R2. Enter the wood.


As you enter the woodland in Greenhill Way note the large Ash to the right, which does not have keys, attached but does have distinctive black buds. Beneath it is an Elder 29 with a few berries still attached. To the left is a colourful Copper Beech and beyond it an evergreen Yew 15 although this one does not have any berries. On the ground at your feet you can see the leaves of Hawthorn 21, Sycamore 11 and Hazel 8.

The area to the right of the path was thinned by the FSW in 2015. We cleared some of the Sycamore (an invasive and non-native tree) to let in more light and encourage biodiversity. Showing more clearly now in that area are several Larch.

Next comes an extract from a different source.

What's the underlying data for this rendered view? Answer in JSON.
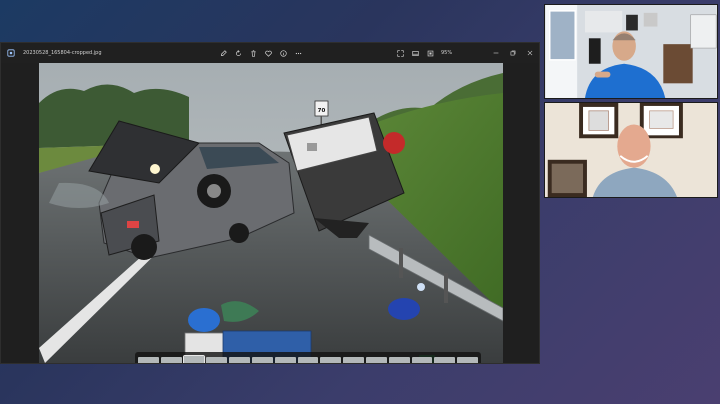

Larch is a conifer with small cones that can be found around the base and reddish deeply grooved bark. Larch is the only conifer found in Britain that is not evergreen - it sheds its needles each autumn.

Continue straight on at the cross track. At the fork there is a bench.  Bear left to emerge into a field, David's Crook. 

Around the bench are Oak 4, Sweet Chestnut 16 and Beech and as you enter the field Holly 17 and Laurel 18 can be spotted to the left of the path. Sweet Chestnuts have a characteristic twisted appearance of the bark. They were introduced into Britain by the Romans for their edible chestnuts. Look for a coppiced Sweet Chestnut tree with 3 trunks.

<R1                                                    R3>